|Funding Reference||EU-FP7 PIIF-GA-2009-236173|
The field of statistical pattern recognition of visual information using digital images is experiencing a boom of scientific discoveries and technological applications. The ultimate goal of this field is to make computers understand a scene captured with a digital camera, in the following way: given a still picture, how can a computer automatically identify what is present (image annotation and context identification), and estimate the 3-D pose and segmentation of the visual objects. The solution to this problem involves the reverse engineering process of how an image is formed. This process comprises an analysis that estimates a 3-D model that may have generated the scene, followed by its verification in the image. This problem is essentially ill-posed because several different models (i.e., different interpretations) can lead to similar pictures. Therefore, the computer has to decide on the most likely model (among several ambiguous models) using image features, statistical models of visual objects, and relations between visual objects to constrain the complex search space for scene interpretations.
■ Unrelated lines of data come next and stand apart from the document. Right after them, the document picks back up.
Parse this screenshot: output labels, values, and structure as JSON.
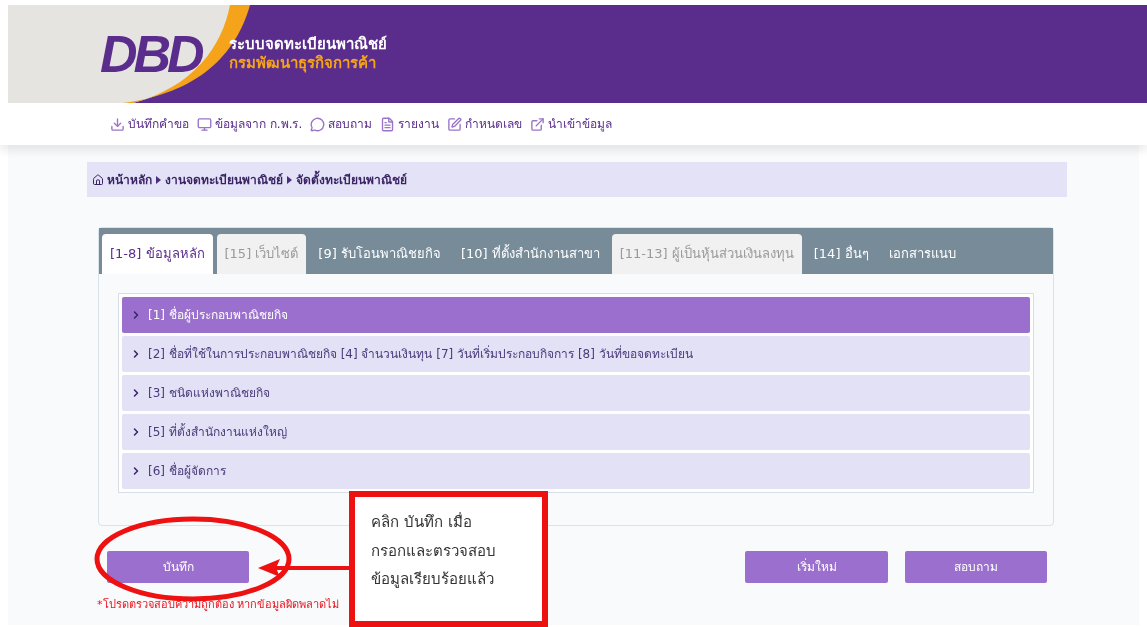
{
  "header": {
    "logo": "DBD",
    "title": "ระบบจดทะเบียนพาณิชย์",
    "subtitle": "กรมพัฒนาธุรกิจการค้า"
  },
  "toolbar": [
    {
      "kind": "download",
      "label": "บันทึกคำขอ"
    },
    {
      "kind": "monitor",
      "label": "ข้อมูลจาก ก.พ.ร."
    },
    {
      "kind": "chat",
      "label": "สอบถาม"
    },
    {
      "kind": "file",
      "label": "รายงาน"
    },
    {
      "kind": "edit",
      "label": "กำหนดเลข"
    },
    {
      "kind": "import",
      "label": "นำเข้าข้อมูล"
    }
  ],
  "breadcrumb": [
    "หน้าหลัก",
    "งานจดทะเบียนพาณิชย์",
    "จัดตั้งทะเบียนพาณิชย์"
  ],
  "tabs": [
    {
      "label": "[1-8] ข้อมูลหลัก",
      "selected": true,
      "disabled": false
    },
    {
      "label": "[15] เว็บไซต์",
      "selected": false,
      "disabled": true
    },
    {
      "label": "[9] รับโอนพาณิชยกิจ",
      "selected": false,
      "disabled": false
    },
    {
      "label": "[10] ที่ตั้งสำนักงานสาขา",
      "selected": false,
      "disabled": false
    },
    {
      "label": "[11-13] ผู้เป็นหุ้นส่วนเงินลงทุน",
      "selected": false,
      "disabled": true
    },
    {
      "label": "[14] อื่นๆ",
      "selected": false,
      "disabled": false
    },
    {
      "label": "เอกสารแนบ",
      "selected": false,
      "disabled": false
    }
  ],
  "sections": [
    {
      "label": "[1] ชื่อผู้ประกอบพาณิชยกิจ",
      "selected": true
    },
    {
      "label": "[2] ชื่อที่ใช้ในการประกอบพาณิชยกิจ [4] จำนวนเงินทุน [7] วันที่เริ่มประกอบกิจการ [8] วันที่ขอจดทะเบียน",
      "selected": false
    },
    {
      "label": "[3] ชนิดแห่งพาณิชยกิจ",
      "selected": false
    },
    {
      "label": "[5] ที่ตั้งสำนักงานแห่งใหญ่",
      "selected": false
    },
    {
      "label": "[6] ชื่อผู้จัดการ",
      "selected": false
    }
  ],
  "buttons": {
    "save": "บันทึก",
    "reset": "เริ่มใหม่",
    "inquire": "สอบถาม"
  },
  "note": "*โปรดตรวจสอบความถูกต้อง หากข้อมูลผิดพลาดไม่",
  "annotation": {
    "lines": [
      "คลิก บันทึก เมื่อ",
      "กรอกและตรวจสอบ",
      "ข้อมูลเรียบร้อยแล้ว"
    ]
  }
}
This application introduces a proposal for a novel methodology to solve the problem above based on a principled probabilistic model that combines hierarchical context classification, visual class recognition, 2-D segmentation, and 3-D pose recovery from 2-D images. This project is relevant for the scientific community and for the industry. For the industry, the technologies developed in this project can improve the accuracy of image search and annotation systems, such as Google images, Yahoo images, Theseus, and Quaero. For the scientific community, the 3-D model abstraction will allow for the recognition of new visual classes with consistent shape information and varying appearance. Moreover, the use of multi-level hierarchical models can lead to efficient search methods in very large databases, and a more effective visual context abstraction.
Signal and Image Processing Group (SIPG)
Learning to Combine Hierarchical Image Modeling with 2-D Segmentation and 3-D Pose Recovery of Visual Objects